Folk-roots duo Hickman & Quinn have just self-released their debut album Times, so the panel went in to check out the results.
Louis Gilbert: The legacy left by acoustic pairings is not a good one – see Turin Brakes – but thankfully these guys have a lot more to offer. Their songs follow the recent trend led by Mumford and Sons with rising harmonies and driving choruses. It’s all very well done with some highly technical guitar work. They have played prestigious gigs with the Jools Holland Orchestra and Seth Lakeman, and seem like a perfect fit for a Sunday afternoon on Radio 2.
Thomas Moyser: Hickman & Quinn sound like nearly every musician on the traditional music scene, only not as good. They’ re competent players – but being able to hold a paint brush isn’t the same as creating a work of art. Their lyrics are a splodge of undemanding cliche. Their idea of an exciting arrangement is cutting out the guitar for a second on the last line of a chorus. I fear they might be just the sort of band who will get naively booked by every trad festival for the next two years by music directors who mistake youth and modern sensibility for vibrancy and innovation. If that music director is you, please please say no to Hickman & Quinn, for everyone’s sake.

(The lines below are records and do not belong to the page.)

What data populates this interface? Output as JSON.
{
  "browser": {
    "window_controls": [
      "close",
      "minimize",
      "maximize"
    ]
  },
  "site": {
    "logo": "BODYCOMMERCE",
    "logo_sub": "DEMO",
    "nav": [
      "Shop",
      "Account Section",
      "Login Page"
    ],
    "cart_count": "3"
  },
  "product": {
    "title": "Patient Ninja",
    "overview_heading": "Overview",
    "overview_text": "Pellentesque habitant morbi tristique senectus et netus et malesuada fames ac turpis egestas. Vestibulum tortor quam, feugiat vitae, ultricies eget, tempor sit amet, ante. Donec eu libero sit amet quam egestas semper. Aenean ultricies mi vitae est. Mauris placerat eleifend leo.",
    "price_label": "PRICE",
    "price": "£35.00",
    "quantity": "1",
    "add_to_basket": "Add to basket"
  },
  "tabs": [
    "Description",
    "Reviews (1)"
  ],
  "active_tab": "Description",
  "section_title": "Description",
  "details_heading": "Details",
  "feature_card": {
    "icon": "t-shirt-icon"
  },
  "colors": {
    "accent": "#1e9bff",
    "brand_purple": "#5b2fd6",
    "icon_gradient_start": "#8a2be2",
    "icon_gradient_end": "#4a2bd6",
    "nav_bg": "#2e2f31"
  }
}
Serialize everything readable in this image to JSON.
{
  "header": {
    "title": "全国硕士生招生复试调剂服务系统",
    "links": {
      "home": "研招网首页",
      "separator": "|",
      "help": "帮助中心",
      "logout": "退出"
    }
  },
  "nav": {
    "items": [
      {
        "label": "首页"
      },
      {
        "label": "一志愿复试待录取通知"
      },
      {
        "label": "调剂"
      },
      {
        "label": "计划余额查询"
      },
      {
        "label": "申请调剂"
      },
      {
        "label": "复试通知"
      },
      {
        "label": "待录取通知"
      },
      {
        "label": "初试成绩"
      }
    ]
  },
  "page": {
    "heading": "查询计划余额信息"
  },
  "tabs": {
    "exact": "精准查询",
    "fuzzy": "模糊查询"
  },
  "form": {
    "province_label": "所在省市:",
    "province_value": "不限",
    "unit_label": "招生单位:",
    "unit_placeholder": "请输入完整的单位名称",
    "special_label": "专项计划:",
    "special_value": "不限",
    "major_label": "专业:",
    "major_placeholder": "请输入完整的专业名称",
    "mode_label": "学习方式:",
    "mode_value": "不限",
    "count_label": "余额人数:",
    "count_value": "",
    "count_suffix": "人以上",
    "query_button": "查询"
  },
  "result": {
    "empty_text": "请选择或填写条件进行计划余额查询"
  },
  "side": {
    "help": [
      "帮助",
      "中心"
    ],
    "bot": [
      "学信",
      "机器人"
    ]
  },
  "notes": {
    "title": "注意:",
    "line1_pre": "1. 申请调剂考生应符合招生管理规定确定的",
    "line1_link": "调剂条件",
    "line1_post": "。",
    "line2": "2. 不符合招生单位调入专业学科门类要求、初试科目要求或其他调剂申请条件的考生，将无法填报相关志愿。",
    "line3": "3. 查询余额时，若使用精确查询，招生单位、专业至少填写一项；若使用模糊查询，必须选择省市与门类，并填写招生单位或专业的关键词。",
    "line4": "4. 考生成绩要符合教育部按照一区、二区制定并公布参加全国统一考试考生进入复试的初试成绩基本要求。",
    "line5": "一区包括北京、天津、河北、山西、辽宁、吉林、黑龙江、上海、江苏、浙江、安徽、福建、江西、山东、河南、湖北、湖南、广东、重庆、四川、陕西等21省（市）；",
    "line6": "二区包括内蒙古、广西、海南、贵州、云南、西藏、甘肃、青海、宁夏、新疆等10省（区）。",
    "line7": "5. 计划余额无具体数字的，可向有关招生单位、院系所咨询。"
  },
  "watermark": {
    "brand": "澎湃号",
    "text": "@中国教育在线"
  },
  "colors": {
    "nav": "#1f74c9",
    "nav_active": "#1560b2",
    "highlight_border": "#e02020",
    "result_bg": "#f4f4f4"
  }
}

Ian Parker: Hickman & Quinn make earnest, traditional folk music. If I tell you they’ve opened for the likes of Seth Lakeman, you’ll get the idea. It’s a well-worn format, and they do it well. Producer Andy Bell is working from his KT Tunstall playbook, rather than his Seasick Steve one, and there is plenty of polish applied. The problem is that, as they pass down this much-travelled road, it’s hard to detect much that’s new, much that makes them stand out. Accomplished, yes. Original and grabbing? Sadly not.
Check out Hickman & Quinn for yourself here.